Saturday, 14 April 2012
Desario - Mixer (Test Pattern)
This is quite an unusual mix (no pun intended) of Californian pop rock vocals, occasionally slightly off-key (as on "Airline") and New Order rhythms, with a dollop of indie slacker intent to cover up any possible gaps in the mix. If not slacker, then it’s a casual, almost lazy affair, despite the familiar rhythms that crop up again and again. The music seems to slide out of the speakers, even when the tempo revs up to classic indie pop speed, as on "Call Out Your Rivals", and when the vocals kick in it’s a mild surprise that it doesn't sound like Bernard Sumner at the microphone. A slight surprise, but there’s no disapproval of any sort, as the voice of John Conley fits the songs perfectly, and melody just flows through the songs without any rhythmic obstacles. It’s a smooth, fluid affair, with no sharp corners to either deflate the progress or cause aural discomfort. A good example is "Success (Is Ours)", with a more vibrant approach, and not a million miles away from what The Smiths were doing so well back in the day.
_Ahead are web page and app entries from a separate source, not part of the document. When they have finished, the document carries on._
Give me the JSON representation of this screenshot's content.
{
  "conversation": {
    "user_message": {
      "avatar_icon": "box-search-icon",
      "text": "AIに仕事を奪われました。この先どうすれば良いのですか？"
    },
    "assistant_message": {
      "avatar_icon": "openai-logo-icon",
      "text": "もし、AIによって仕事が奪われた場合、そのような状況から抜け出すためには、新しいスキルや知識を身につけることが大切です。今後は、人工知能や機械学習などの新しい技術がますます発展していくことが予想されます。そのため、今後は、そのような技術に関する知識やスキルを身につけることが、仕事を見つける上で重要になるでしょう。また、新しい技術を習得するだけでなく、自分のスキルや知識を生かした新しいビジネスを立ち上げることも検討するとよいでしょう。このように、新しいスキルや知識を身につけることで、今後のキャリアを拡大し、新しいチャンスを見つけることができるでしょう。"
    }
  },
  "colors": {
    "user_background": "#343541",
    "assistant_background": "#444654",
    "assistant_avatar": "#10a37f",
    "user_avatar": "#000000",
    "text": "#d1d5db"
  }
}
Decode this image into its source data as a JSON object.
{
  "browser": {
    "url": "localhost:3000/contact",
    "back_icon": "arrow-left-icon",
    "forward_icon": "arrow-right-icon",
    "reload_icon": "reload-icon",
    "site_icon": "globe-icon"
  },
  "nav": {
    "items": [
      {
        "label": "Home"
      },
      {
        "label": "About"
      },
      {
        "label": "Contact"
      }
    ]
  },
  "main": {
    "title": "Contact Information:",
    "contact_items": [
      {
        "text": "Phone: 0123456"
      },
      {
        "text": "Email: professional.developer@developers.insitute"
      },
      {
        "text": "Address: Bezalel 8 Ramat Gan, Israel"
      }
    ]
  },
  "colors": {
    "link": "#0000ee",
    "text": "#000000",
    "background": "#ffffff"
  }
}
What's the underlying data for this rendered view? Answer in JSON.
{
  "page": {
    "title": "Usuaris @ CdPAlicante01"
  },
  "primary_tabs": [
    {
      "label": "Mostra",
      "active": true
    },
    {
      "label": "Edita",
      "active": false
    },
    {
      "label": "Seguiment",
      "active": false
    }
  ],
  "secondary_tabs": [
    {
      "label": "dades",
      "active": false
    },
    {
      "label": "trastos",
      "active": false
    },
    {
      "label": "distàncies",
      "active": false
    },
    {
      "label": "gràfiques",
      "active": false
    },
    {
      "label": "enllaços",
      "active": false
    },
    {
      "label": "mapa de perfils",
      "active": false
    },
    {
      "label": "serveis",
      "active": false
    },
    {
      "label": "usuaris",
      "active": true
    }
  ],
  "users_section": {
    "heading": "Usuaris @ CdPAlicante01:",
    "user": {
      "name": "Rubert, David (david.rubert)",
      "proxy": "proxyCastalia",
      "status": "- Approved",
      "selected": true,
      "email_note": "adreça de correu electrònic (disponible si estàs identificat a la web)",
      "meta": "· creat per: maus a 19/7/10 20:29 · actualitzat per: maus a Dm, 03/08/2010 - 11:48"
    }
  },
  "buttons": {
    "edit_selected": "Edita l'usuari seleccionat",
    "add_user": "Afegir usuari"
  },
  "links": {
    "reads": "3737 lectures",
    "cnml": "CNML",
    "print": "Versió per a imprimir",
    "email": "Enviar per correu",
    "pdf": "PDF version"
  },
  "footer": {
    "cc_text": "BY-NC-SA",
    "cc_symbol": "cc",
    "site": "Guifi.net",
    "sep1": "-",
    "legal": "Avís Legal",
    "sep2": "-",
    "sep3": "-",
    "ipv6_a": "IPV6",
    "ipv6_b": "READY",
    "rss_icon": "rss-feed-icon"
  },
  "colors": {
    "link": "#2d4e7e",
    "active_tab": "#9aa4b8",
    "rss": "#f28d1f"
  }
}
Their strength does lie in the melody of the songs, though the arrangements have to rank highly too. It’s a very pleasing listen, but without any real high point, which negates any great comedown that you tend to get after a sizzling track ends. Come on, you know what I mean! By the time we get to the album mid-point, "Victoria Island", we could be thinking of the early incarnation of The National (circa 'Sad Songs For Dirty Lovers’), but with a looser, lighter approach, without the deep vocals and heavy drumming. The best is left for last, as "June" is a smart five minutes of summer love, with a heartfelt vocal, throbbing rhythm, and growling guitar.